Judge: No threat, no detention
A federal judge, explaining her reasons for ordering in March the release of a Guantanamo Bay detainee, ruled that the U.S. government can no longer hold in captivity an individual who does not now pose a threat of terrorist activity. U.S. District Judge Ellen Segal Huvelle rejected a Justice Department claim that it can continue to hold detainees as long as the “war on terrorism” goes on overseas, whether or not a given individual poses a threat of returning to a battlefield.
The judge’s 11-page opinion, cleared Wednesday for release in redacted form but actually made public only on Friday, can be found here.
The decision involves one of the most controversial detainees still at Guantanamo — Yasin Muhammed Basardh, a 33-year-old Yemeni who has repeatedly made accusations against other detainees and has cooperated extensively with U.S. military officials in deciding whether to hold other detainees. Those activities, Judge Huvelle noted, have led to repeated physical attacks and even death threats from other prisoners.
The judge, however, did not order Basardh’s release as a reward for his cooperation, although she did say that the Pentagon may have violated at least the spirit of U.S. laws by not fulfilling promises it had made that his cooperation could improve his situation and perhaps even lead to his release.
Rather, her release order, originally issued without explanation on March 31 (see this earlier post), was based upon her legal conclusion that detention authority stops when the government has decided that an individual is not likely to return to a battlefield or to activity with the terrorist networks of the Taliban or Al Qaeda. That was her interpretation of the resolution Congress passed to allow the U.S. to respond to the terrorist attacks of Sept. 11, 2001 — the Authorization for the Use of Military Force.
Although Huvelle ordered Basardh released “forthwith,” the order actually only directed that the government “take all necessary and appropriate diplomatic steps to facilitate” his release.

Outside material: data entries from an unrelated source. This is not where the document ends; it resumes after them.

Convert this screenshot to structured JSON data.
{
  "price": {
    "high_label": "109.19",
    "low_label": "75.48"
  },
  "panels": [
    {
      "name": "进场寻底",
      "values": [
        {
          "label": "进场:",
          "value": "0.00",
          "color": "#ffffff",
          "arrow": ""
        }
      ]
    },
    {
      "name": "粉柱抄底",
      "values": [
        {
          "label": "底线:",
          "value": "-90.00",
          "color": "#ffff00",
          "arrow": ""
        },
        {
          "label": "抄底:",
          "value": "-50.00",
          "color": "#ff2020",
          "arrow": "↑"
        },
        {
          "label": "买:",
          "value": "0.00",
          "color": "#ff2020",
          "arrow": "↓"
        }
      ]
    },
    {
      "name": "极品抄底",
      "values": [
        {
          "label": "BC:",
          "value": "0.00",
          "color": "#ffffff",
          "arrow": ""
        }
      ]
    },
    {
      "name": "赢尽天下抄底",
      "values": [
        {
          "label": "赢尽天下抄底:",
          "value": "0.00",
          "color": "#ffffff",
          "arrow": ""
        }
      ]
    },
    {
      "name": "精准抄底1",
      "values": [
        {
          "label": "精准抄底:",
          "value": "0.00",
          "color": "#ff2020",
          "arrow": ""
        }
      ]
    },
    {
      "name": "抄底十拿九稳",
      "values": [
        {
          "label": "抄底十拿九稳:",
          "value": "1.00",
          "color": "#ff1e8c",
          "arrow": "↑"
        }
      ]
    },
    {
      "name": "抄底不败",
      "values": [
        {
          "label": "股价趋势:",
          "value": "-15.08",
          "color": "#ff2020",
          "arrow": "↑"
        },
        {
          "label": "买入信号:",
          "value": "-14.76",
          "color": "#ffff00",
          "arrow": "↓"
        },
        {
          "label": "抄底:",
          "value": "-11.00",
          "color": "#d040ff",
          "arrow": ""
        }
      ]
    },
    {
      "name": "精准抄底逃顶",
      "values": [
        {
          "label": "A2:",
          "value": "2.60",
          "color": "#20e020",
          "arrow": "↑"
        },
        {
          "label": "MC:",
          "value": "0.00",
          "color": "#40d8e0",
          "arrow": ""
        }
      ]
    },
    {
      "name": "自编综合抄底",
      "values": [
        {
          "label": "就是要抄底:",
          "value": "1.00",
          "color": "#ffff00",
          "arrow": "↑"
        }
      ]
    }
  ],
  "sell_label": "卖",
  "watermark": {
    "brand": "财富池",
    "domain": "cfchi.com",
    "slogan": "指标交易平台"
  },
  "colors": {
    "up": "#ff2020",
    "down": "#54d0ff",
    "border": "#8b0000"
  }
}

She said she had no power, because of a recent D.C. Circuit Court ruling, to order Basardh’s release into the U.S. or to order his transfer to “a safe haven.”
The order noted (with deletions to protect secret information) the history of Basardh’s cooperation with Guantanamo authorities, and the enmity that his activities had brought him. His activities, she said, are “known to the world” now and “thus, any ties with the enemy have been severed, and any realistic risk that he could rejoin the enemy has been foreclosed. As a result, the Executive’s asserted justification for his continued detention lacks a basis in fact as well as in law.”
The basis in law for her opinion was her reading of the 9/11 resolution, the AUMF. That act of Congress, Huvelle wrote, limits the Executive’s detention authority to the prevention of “future acts of international terrorism against the United States” — emphasis in the original. “It does not authorize unlimited, unreviewable detention,” the ruling said.
She summed up: “The AUMF does not authorize the detention of individuals beyond that which is necessary to prevent those individuals fraom rejoining the battle, and it certainly cannot be read to authorize detention where its purpose can no longer be attained.”